…and because I am an emotional brain-fart, I asked him.
Honey, do you even care who puts away your clothes? Does it help you if I do it? Or would you even care if I just left it on the bed for you to do?
He laughed. Of course he appreciated it. Of course he was grateful to have a wife who makes sure that his underwear are clean, folded into the shape of a swan, and displayed on the dresser in true fabric-origami fashion. I mean, hello! Who wouldn't?
But he asked me, “Why do women need to be so reassured all the time? Guys don't need that.”
To which I replied:
Because some days, we spend the whole day at home just feeding and cleaning our children.
Because we scrub out dirty diaper pails after shaking turds out into the toilet. And then we forget to bring it back to the laundry room. Hence, the lone, dirty diaper.
Because we plan out menus to maximize efficiency and make sure there is healthy food in the fridge.
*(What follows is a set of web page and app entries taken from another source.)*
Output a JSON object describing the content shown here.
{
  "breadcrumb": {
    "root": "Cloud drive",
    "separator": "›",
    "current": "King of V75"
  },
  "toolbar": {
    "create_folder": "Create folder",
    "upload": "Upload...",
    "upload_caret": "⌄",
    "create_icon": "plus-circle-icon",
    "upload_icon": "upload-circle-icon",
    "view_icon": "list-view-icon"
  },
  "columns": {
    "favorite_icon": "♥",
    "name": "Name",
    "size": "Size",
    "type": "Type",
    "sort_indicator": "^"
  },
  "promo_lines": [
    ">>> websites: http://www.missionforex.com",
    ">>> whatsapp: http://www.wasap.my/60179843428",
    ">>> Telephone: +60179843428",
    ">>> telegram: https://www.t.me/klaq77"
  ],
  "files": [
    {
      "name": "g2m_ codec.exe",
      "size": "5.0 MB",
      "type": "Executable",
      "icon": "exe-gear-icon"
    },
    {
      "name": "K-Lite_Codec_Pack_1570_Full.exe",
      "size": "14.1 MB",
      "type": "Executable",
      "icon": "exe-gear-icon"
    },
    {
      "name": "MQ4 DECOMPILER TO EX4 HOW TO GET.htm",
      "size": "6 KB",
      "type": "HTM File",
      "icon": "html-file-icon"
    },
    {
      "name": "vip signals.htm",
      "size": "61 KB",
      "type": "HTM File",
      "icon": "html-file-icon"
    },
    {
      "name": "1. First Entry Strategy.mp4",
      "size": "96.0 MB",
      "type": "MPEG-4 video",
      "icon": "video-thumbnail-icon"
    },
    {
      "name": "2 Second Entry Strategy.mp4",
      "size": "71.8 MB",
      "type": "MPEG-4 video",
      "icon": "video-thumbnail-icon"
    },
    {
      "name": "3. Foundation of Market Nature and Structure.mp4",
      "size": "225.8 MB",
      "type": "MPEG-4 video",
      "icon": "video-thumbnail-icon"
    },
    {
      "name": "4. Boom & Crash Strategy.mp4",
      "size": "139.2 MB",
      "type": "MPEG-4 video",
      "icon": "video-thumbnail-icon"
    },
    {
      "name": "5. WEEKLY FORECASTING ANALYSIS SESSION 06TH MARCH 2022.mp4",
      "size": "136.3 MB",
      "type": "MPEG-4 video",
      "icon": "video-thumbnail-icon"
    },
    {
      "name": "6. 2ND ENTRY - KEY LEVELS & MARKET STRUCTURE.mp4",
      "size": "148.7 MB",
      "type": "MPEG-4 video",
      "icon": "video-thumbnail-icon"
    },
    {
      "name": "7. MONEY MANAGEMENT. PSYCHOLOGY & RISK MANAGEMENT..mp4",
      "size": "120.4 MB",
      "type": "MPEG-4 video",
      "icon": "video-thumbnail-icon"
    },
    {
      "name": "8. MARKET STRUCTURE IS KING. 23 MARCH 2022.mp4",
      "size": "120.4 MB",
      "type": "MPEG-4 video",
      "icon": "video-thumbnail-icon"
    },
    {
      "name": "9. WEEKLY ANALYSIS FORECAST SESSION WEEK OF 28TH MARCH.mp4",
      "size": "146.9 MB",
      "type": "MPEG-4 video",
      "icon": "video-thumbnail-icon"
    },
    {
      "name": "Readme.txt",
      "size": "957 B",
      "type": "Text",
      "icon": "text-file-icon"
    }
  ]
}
Because sometimes we forget to shave our legs because we've been busy gardening.
Because we cook dinner at night – happy to have a warm meal to serve you.
Because we scrub poop stains out of the carpet.
Because we do dishes. A lot of dishes.
Because we sweep up dog hair 53 times per day.
Because we make sure the home is clean and fresh for fellowship & guests.
Because I've picked up this tupperware 14 times today already and she just keeps pulling it out. (Quit judging my cupboard. I mean it.)
Because we do things a man wouldn't think of…like washing out our stinky garbage can.
Because we make sure bills are paid on time.
Because we'll spend the whole day cleaning the house, only to go to bed with the room looking like this.
Because we run errands, perfectly timed between naps and feedings.
And because on a daily basis we are covered in urine, fecal matter, drool, vomit, and Lord only knows what else.
And I'll be danged if sometimes it just doesn't seem like the most under appreciated job in the world.
It's not glamorous. It's not, by ‘worldly standards' of great importance. Who cares that you have a healthy meal on the table when you can go to Pizza Hut? Who cares that money is properly managed when there are credit cards? Who cares how our children our raised? Aren't we all just trying to “survive” this thing called parenthood?
I've been thinking about this a lot lately, because I do believe that to serve God, a Godly husband, and to raise Godly children is a calling. God has entrusted me to care for this home, to serve and honor my husband, and to raise up children who love the Lord. And that is…well….that's a lot of work. I'm not just trying to survive a half-hearted marriage. I'm not trying to just raise children who are acceptable just by social standards. I'm not trying to cut corners or do things the easy way – I'm trying to do my best at the task that has been granted to me.
This calling is a blessing. It is a an absolute gift to be able to put my husbands clothes away. And change my daughter's diapers. And tirelessly clean my floors. It will be a gift to teach my children about the Lord and how redemption is found in Christ.
And so I explained to my dear husband, it's always nice to know that the work you do on a daily basis – be it ever so small by worldly standards – is appreciated. And it's important to remember that tasks that may seem mundane, tireless, or under appreciated are still an opportunity for us to glorify God.
Be it training your child.
Or scrubbing the sink.
Or, dangit, putting clothes away for your husband.